With term life insurance, you set an amount of time, or term, that you want to be covered for. Instead of paying towards a policy until your death, you pay for a set amount of time, such as five, 10, 20 or 30 years. As with standard life insurance policies, if you pass on during the term, your policy will pay out to your beneficiaries.

If you’re still alive at the end of the term, your options are normally to end the policy, renew your policy or convert it to a whole life insurance policy. The cost of your premiums after your term ends and you extend your life insurance will depend on how your initial policy was set up.

What Affects Policy Rates

As with whole life insurance, your policy premiums will depend on factors like your age, health and the amount that you’d like paid out to your beneficiaries. Other factors that determine the cost of term life insurance policies include the length of the term and whether it is renewable. Whether you have a level policy, which is where the premium remains the same throughout the term, will also affect your premiums. Many insurance providers now offer hybrids where a set number of years are level, but premiums can increase after the set time passes.

Another factor that can affect the cost of term life insurance premiums is if someone opts for a policy with a return of premium feature. For many other types of insurance policies, people receive a refund on what they’ve paid in premiums if they never have to use their insurance. This is normally not the case with term life insurance.

Due to demand, some insurers have started making term life insurance policies with return of premium features available. However, the cost of these policies is often significantly higher than policies without them; it is not uncommon for these policies to have premiums that are double those of policies without return of premium features. Additionally, you normally are required to keep the policy for the full term to be able to receive the return of premium payout.

The Benefits of Term Life Insurance

One reason that many individuals opt for term life insurance over whole life insurance is that it is far less expensive than whole life insurance. The reason for this is that whole life insurance will almost always result in a policy payout. However, in a large number of cases, term life insurance policies won’t be paid out because people will live beyond the term.

The cost of premiums for term life insurance is often a fraction of the cost of whole life insurance premiums. For someone in their 20s or 30s, the annual premium for a 30-year term life insurance policy is about 10 to 15 percent of the annual policy premium for whole life insurance. If someone takes out a 20-year term policy, the annual premiums can be less than 10 percent of the premiums for a whole life insurance policy.

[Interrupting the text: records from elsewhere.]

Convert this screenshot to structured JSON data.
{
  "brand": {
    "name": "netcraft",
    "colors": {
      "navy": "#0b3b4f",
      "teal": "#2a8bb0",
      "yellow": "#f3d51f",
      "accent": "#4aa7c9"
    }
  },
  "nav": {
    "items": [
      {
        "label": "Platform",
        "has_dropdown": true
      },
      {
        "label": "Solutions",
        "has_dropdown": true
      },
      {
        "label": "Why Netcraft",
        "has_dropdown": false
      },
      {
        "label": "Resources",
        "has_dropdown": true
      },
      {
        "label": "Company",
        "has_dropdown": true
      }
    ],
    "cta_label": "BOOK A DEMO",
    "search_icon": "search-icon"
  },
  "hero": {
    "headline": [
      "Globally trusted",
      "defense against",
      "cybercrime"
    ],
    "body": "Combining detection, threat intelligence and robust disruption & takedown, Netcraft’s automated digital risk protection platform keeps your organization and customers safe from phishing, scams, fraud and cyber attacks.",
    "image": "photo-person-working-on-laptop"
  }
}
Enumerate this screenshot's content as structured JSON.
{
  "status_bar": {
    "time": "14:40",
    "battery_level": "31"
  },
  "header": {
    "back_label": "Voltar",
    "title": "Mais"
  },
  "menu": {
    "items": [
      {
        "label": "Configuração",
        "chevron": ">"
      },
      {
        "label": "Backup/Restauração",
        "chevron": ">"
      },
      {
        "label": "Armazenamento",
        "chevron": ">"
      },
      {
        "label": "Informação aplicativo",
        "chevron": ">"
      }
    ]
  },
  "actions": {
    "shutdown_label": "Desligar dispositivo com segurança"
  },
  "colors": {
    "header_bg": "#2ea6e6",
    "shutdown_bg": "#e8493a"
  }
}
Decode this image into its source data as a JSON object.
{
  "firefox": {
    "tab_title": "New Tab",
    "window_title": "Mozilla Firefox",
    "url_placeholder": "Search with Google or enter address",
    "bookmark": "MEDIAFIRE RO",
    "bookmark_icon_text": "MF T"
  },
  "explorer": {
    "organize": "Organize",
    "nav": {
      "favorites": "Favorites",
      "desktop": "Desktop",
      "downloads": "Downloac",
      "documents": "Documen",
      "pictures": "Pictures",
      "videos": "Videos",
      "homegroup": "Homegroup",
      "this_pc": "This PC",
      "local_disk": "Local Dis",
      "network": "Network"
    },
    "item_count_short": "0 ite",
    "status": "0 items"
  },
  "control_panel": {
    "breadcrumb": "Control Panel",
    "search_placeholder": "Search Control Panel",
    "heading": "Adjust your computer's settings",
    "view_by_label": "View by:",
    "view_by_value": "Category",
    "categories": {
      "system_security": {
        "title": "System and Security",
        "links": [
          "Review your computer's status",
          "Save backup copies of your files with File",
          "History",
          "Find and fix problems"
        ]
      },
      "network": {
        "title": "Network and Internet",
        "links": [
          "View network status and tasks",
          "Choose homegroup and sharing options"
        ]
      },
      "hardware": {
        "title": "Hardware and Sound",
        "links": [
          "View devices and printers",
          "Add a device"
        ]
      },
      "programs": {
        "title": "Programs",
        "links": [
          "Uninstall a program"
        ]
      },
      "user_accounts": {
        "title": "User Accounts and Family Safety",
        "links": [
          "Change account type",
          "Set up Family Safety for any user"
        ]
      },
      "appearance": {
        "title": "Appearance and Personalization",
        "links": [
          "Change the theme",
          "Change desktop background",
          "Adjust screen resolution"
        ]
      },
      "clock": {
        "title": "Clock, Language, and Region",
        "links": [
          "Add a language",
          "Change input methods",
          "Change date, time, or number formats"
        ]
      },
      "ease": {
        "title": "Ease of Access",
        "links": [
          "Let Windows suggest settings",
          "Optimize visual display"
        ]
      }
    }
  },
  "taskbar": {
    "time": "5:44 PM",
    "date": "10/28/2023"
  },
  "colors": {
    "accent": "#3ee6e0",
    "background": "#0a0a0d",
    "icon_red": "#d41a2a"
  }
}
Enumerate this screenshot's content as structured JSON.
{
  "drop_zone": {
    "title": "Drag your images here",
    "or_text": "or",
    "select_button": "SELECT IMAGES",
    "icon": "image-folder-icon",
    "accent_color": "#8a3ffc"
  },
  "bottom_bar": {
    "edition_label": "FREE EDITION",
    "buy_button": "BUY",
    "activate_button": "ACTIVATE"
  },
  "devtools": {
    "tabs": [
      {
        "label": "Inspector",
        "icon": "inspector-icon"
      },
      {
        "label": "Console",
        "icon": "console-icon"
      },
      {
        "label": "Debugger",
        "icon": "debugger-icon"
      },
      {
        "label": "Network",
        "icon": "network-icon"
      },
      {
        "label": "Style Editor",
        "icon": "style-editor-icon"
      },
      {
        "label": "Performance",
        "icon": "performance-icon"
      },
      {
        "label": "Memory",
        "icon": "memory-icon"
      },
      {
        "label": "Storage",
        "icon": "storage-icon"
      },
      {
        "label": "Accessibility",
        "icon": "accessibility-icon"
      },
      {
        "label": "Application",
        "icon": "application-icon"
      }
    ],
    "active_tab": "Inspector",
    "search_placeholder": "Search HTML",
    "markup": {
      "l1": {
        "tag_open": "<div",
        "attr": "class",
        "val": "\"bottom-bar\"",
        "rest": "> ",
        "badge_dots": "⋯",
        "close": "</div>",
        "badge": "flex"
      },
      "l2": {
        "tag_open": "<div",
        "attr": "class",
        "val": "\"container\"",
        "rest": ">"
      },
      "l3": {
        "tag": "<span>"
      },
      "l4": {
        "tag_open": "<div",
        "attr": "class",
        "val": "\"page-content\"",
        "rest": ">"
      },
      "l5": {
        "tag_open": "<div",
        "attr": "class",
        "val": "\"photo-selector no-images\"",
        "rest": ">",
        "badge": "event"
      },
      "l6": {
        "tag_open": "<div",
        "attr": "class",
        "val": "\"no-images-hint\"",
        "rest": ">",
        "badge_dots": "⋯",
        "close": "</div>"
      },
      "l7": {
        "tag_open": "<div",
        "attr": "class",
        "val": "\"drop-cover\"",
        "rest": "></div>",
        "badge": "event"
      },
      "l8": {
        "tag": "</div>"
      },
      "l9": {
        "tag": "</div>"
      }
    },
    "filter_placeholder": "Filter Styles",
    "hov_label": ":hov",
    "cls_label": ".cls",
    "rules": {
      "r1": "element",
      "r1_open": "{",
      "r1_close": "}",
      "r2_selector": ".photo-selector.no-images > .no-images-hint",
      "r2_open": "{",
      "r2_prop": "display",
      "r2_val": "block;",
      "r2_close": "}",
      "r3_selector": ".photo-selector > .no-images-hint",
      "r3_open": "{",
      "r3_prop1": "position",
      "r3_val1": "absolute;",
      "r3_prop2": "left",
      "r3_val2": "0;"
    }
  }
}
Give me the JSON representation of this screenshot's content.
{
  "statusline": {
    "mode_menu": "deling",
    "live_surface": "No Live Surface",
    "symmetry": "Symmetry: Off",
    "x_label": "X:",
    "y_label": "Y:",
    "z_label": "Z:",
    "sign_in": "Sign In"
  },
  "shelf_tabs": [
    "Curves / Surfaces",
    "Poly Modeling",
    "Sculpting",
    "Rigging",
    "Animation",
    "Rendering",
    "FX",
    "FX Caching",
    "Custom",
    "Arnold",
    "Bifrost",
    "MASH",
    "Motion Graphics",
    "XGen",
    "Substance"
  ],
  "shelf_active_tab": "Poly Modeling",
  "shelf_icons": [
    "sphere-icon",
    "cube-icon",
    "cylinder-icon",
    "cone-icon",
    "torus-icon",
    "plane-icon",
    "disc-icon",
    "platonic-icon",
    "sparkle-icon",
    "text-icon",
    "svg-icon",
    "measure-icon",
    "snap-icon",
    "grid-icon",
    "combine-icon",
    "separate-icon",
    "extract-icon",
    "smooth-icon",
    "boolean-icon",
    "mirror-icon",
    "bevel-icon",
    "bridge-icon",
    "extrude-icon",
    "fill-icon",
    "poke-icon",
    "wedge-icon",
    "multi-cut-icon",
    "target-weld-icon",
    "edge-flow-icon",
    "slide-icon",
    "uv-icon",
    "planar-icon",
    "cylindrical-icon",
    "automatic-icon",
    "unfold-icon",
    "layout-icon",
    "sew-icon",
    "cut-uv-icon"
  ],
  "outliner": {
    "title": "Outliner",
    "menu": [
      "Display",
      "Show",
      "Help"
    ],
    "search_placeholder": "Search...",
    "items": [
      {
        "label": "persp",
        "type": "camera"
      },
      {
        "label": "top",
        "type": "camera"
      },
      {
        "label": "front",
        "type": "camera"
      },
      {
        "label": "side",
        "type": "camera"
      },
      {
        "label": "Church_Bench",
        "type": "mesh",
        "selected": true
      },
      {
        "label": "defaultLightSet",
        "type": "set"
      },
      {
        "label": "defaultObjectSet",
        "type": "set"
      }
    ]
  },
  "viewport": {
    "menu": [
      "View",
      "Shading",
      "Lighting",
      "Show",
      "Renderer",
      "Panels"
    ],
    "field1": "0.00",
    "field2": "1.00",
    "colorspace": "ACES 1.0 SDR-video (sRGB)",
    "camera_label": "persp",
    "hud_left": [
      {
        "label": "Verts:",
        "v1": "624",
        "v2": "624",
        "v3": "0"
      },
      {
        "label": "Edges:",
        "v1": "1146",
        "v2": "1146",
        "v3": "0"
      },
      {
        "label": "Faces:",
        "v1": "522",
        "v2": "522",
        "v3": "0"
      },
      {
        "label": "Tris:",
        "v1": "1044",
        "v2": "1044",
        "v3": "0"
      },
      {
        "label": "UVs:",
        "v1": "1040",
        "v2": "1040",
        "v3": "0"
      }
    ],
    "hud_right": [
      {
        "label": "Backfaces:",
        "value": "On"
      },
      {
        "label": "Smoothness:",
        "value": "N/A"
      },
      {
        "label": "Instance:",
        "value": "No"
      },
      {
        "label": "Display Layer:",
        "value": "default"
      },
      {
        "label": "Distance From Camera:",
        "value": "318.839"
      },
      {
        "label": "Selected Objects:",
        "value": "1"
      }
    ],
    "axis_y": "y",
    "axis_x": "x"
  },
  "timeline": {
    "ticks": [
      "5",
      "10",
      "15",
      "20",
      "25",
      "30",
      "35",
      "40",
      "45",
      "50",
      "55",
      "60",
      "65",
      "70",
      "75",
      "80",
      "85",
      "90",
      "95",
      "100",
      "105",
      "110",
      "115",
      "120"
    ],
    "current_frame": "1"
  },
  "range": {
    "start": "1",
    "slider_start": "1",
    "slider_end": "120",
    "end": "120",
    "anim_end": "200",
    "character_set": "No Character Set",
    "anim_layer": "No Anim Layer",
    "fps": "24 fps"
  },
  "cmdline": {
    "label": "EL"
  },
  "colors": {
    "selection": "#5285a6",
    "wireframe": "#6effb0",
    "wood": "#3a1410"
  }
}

This very low cost allows even younger individuals who aren’t making a lot of money to provide a safety net for their family. Even if someone cannot afford whole life insurance, they can often manage to pay for term life insurance. Once someone is older and the term has expired, they can convert their term policy to a whole life policy. Alternatively, many people who are in their 40s or 50s have paid off their home and no longer have children living with them, which allows them to create a financial safety net without an insurance policy.